> [Exercise instructions]
Determine which lines of the records include the word "column", and copy them.

# # #

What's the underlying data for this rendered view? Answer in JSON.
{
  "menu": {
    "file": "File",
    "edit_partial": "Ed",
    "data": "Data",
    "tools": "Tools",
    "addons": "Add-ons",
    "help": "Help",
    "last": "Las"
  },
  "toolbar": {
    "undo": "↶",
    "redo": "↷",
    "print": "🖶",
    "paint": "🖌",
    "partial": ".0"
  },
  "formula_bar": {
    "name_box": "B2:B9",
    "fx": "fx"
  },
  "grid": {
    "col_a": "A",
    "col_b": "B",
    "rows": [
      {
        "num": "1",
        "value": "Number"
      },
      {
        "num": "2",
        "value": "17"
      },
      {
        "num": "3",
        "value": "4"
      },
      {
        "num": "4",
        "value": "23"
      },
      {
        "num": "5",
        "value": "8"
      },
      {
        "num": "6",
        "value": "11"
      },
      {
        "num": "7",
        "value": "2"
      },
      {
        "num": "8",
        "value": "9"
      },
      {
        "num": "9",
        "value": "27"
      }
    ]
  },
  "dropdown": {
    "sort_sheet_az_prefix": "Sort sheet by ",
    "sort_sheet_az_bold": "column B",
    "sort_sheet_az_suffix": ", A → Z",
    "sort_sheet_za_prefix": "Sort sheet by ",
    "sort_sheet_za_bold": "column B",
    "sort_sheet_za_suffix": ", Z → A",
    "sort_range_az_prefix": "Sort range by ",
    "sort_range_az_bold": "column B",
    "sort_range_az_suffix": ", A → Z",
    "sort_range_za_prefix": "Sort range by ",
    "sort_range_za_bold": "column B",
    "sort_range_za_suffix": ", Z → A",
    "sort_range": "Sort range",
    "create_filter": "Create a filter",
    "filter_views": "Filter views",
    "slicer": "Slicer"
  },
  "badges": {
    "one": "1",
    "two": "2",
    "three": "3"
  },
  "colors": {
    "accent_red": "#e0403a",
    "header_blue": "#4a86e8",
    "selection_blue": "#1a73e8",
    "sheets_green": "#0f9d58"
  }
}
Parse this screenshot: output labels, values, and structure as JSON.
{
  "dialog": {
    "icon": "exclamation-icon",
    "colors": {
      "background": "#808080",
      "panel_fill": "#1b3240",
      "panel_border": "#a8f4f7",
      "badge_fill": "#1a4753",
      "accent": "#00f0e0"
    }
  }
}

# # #

> [Answer space]
    "sort_sheet_az_bold": "column B",
    "sort_sheet_za_bold": "column B",
    "sort_range_az_bold": "column B",
    "sort_range_za_bold": "column B",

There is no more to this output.